Cynthia empowers constituencies as an allied attorney. She designed Justice Now with a governing board inclusive of people in prison. Recognizing her leadership development of imprisoned people, she was awarded a 2001 Ford Foundation Leadership for a Changing World Award. She was named a Top 30 Activist for Women’s Health by Women’s Health Activist Network.
Cynthia helped create the practice of compassionate release for people dying in prison, for which she was designated the 1997 Attorney to Whom California Can Be Most Grateful by California Law Business. Cynthia was awarded the 2010 Northeastern University School of Law a Gevelber Distinguished Lectureship on Public Interest Law. She currently teaches “Social Change Lawyering” at Golden Gate University School of Law.
Julie Jackson (’80)
Upon joining Tulane Law School in 1988, Julie Jackson accepted the opportunity to make Tulane the first law school in the nation to insure that all its students recognize the range of legal problems facing the under-served and respond to the need. Under the first mandatory pro bono program, all students provide legal assistance to those who otherwise could not afford it. Law students under her supervision have now contributed more than 225,000 pro bono hours. Most rewarding for her is being told by her students that their pro bono work was the most fulfilling part of their law school career, and that they intend to continue pro bono long after graduation.
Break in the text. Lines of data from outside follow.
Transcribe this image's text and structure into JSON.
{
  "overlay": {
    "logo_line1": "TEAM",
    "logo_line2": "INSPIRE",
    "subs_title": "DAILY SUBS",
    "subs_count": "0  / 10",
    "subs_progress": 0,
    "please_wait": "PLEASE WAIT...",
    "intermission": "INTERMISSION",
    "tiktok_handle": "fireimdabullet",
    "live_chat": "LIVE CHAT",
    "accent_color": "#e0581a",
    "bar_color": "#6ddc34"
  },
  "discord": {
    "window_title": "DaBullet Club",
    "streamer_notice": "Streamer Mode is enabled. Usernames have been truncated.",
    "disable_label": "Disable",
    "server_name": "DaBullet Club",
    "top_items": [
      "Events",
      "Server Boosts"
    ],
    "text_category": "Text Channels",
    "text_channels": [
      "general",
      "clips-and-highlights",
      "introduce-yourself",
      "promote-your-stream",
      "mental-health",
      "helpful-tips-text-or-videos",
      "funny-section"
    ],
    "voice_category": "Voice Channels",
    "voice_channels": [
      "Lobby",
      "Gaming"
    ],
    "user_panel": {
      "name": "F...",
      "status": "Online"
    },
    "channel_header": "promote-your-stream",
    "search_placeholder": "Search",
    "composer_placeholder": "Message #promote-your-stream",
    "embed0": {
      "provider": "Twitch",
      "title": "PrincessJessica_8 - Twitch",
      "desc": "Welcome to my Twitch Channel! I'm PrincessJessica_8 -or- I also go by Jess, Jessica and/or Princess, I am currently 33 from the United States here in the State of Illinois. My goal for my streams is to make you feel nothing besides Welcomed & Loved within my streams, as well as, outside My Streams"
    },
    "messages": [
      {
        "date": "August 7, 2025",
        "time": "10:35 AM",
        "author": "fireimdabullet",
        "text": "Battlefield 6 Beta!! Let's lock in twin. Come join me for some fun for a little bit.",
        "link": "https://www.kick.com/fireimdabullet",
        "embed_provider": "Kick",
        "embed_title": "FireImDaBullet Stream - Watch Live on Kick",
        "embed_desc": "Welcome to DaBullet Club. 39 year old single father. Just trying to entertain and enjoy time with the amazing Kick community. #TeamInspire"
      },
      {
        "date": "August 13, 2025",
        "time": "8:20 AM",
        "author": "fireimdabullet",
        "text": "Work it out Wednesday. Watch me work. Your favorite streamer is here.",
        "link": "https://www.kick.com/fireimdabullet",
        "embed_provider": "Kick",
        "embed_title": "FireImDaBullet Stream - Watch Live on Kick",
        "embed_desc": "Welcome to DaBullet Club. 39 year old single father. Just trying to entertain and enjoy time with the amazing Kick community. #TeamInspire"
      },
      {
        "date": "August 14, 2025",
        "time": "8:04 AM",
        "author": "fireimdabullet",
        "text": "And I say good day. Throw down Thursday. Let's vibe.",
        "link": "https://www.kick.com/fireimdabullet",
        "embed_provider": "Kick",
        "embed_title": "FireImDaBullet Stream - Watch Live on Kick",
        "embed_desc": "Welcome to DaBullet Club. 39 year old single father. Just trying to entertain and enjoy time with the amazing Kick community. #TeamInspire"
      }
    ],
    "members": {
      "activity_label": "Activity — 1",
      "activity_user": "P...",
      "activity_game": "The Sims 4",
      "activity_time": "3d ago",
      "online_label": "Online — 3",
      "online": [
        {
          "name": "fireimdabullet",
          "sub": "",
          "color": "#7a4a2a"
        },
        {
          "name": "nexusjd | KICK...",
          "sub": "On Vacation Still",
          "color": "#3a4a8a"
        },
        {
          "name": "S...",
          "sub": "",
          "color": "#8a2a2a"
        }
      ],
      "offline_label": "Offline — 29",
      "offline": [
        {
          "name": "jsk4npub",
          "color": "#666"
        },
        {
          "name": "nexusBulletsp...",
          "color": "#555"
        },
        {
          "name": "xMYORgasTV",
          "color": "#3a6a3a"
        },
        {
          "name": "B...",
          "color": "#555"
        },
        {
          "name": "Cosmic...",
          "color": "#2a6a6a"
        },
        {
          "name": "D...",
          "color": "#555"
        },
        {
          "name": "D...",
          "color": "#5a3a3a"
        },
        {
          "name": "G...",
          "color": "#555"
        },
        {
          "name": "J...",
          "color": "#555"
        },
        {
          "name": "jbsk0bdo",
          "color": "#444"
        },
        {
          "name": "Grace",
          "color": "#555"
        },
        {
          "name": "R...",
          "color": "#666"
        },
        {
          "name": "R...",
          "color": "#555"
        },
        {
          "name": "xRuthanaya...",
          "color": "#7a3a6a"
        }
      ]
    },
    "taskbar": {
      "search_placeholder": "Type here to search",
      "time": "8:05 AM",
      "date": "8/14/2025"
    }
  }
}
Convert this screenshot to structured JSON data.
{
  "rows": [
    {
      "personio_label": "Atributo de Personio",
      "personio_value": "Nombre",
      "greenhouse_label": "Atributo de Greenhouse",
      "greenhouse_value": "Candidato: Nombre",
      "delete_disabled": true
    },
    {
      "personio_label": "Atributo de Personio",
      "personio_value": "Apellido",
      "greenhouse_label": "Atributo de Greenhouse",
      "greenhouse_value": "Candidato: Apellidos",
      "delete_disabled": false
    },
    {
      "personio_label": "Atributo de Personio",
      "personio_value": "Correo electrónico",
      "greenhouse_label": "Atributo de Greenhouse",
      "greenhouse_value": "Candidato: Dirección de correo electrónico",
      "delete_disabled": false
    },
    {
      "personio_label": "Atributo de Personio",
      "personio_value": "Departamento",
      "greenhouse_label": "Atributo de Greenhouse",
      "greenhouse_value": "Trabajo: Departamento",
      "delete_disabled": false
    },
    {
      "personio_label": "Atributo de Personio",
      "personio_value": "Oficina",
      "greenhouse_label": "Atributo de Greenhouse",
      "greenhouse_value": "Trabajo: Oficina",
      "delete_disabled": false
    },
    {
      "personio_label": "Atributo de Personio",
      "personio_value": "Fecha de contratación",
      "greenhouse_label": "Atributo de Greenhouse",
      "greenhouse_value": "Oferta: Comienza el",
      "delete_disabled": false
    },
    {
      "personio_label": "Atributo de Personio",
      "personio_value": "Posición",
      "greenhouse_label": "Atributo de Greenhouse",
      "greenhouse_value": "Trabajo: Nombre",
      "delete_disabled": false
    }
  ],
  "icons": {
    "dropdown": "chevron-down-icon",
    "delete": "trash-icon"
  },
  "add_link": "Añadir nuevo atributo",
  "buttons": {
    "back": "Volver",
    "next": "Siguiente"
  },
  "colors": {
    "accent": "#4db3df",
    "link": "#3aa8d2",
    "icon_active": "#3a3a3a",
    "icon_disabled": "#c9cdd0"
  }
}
Not only in New Orleans, but around the globe her students make a difference by assisting attorneys and under-resourced organizations in addressing a range of needs, including domestic abuse, discrimination, human rights violations, home foreclosures, disaster recovery, and much more.
In addition to the pro bono program, she oversees the public service externship program. She teaches alternative dispute resolution, has served as a volunteer community mediator and implemented a small claims court arbitration program. Before attending HLS, she worked as a probation officer, where she first observed the dearth of legal assistance available to a large segment of the clientele. Following graduation from Harvard Law School she practiced labor and employment law before coming to Tulane.